Market News

 April 28, 2006
Canada losing on renewables investment

 Canada remains among the top ten countries in which to invest in renewable energy, but just barely. We are losing ground to other countries, according to the 2006 Ernst & Young Renewable Energy Country Attractiveness Indices.

The indices provide scores for national renewable energy markets and related infrastructure, and country-suitability for individual technologies.

A number of factors are taken into account to generate a Renewables Infrastructure Index, including electricity market regulatory risk, planning and grid connection issues, and access to financing.

The infrastructure score is then combined with a Technology index to generate a score for each individual renewable technology. The technology index considers power off take attractiveness, tax climate, Grant/soft loan availability, market growth potential, current installed capacity, resource quality, and project size. Technology indices are divided into four categories: Onshore wind, Offshore wind, Solar, and Biomass and Other Resources.

Canada received a score of 54 for the Overall Renewables Index, which was good for 10th place.

The top five countries for the Overall Renewables Index were Spain with a score of 69, the United States with 67, Germany with 62, India with 61, and the United Kingdom with 60.

Canada received the 8th highest score for Wind, 15th for Solar, and 17th for Biomass and Other Resources. Canada scored 4th highest for the Renewables Infrastructure component of the overall score.

Canada has made gains in past years with provincial policy developments, but lost ground this year because other countries have been 'outstanding', says Jonathan Johns from the Renewable Energy & Waste Group at Ernst & Young.

"It's an intensely competitive worldwide market," says Johns, and countries like India and Spain are leading the way with progressive policies that attract investment. "The United States is just a colossus in worldwide demand," he adds, noting that international suppliers of goods such as wind turbines have struggled to keep pace with demand.

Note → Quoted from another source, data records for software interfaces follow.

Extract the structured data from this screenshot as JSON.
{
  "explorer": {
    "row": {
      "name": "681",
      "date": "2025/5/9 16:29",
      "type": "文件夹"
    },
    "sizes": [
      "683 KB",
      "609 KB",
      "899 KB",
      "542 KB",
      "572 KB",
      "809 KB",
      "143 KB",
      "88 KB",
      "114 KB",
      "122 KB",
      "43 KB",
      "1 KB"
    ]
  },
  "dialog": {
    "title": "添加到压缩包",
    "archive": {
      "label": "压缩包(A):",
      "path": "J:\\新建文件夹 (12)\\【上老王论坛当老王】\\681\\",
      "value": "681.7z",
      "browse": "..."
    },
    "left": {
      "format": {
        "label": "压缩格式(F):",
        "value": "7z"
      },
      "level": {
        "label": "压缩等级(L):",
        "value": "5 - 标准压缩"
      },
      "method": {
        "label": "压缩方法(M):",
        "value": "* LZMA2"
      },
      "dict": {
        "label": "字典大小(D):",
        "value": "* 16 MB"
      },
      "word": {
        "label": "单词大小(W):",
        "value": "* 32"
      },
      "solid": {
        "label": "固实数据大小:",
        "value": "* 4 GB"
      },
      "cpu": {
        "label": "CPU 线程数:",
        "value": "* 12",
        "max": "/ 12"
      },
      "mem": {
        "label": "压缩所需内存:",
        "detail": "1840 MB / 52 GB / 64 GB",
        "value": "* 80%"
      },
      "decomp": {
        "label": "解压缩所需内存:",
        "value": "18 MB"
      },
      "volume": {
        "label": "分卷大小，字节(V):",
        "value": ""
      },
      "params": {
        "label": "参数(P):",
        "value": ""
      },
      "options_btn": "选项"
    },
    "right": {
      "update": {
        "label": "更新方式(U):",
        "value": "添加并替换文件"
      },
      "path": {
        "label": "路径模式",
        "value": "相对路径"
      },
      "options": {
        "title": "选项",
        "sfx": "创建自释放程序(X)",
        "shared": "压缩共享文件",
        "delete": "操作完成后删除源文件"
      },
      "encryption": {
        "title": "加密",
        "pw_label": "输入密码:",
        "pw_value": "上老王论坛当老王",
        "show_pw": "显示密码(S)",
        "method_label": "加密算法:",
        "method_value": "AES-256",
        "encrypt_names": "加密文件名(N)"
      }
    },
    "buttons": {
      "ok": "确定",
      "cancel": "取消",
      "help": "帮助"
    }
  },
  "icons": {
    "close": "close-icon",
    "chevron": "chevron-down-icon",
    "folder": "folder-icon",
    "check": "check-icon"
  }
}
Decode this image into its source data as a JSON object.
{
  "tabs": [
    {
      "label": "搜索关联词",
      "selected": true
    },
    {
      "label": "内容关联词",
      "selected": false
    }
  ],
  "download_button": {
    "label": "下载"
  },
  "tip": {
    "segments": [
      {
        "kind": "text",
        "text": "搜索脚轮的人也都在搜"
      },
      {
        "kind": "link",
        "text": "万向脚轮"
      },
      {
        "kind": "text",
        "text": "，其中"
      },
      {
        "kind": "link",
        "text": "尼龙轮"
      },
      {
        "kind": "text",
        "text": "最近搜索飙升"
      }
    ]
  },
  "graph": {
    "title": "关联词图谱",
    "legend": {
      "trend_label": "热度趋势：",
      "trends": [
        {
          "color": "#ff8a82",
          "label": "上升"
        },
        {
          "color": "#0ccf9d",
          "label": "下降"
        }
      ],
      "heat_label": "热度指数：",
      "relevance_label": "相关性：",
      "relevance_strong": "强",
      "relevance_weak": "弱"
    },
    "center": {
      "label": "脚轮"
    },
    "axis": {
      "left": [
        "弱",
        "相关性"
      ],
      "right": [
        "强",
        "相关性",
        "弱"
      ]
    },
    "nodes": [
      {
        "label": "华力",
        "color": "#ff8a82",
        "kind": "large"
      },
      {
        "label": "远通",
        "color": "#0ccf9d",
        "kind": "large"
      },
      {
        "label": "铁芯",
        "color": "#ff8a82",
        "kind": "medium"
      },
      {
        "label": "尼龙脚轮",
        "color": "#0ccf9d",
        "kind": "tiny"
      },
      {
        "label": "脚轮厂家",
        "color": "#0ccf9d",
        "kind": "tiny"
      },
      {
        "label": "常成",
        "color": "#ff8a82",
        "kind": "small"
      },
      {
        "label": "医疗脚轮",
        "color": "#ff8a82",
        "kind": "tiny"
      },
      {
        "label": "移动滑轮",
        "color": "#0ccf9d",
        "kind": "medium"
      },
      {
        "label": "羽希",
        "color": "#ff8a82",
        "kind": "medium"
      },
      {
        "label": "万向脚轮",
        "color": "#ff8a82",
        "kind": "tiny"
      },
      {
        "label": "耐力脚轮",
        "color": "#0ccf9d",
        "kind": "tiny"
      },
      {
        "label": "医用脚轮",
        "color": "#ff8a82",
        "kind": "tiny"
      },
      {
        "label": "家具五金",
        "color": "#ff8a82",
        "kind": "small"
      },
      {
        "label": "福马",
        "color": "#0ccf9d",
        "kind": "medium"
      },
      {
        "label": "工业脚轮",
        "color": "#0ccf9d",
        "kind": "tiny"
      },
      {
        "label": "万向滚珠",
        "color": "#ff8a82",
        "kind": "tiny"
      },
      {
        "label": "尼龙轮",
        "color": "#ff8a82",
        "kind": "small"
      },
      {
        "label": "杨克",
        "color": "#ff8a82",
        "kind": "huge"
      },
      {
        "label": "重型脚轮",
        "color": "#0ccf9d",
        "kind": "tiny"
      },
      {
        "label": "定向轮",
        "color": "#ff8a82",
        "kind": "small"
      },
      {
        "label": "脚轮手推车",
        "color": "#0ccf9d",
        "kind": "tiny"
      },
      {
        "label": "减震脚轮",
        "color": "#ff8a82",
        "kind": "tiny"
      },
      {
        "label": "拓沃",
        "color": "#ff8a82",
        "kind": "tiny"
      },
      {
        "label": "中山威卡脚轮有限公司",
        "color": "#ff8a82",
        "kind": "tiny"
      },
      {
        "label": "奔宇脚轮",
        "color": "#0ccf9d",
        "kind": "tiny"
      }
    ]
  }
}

It appears that Canada has not gone backwards in its renewables policies, but has been overtaken by countries that have moved forward more quickly. With clean energy growing at a furious pace, supply shortages mean that investment will flow firstto those areas with the most favourable policies.

Top-ranking countries employed a variety of 'push' and 'pull' measures and incentives to encourage renewable technology development and grid uptake. In the United States, the Production Tax Credit (PTC) is seen as vital to maintaining a high level of renewables investment. Germany's feed-in-tariff system remains one of the most effective models, and is similar to the Standard Offer Program initiated recently by Ontario.

Ontario is in fact largely responsible for Canada's relatively high score, says Johns. Canada has strong natural resources for wind and biomass, but has been slow to bring renewables capacity online. Canada does employ a large amount of hydroelectric power, which is not considered a renewable in this study, even though it produces zero-emissions.

Natural resources aside, government support is the driving force for renewables growth, and Spain, India, Germany and the United States have enacted stronger incentives to promote clean energy. In order to remain with the pack, Canada will need more provincial regimes like Ontario's.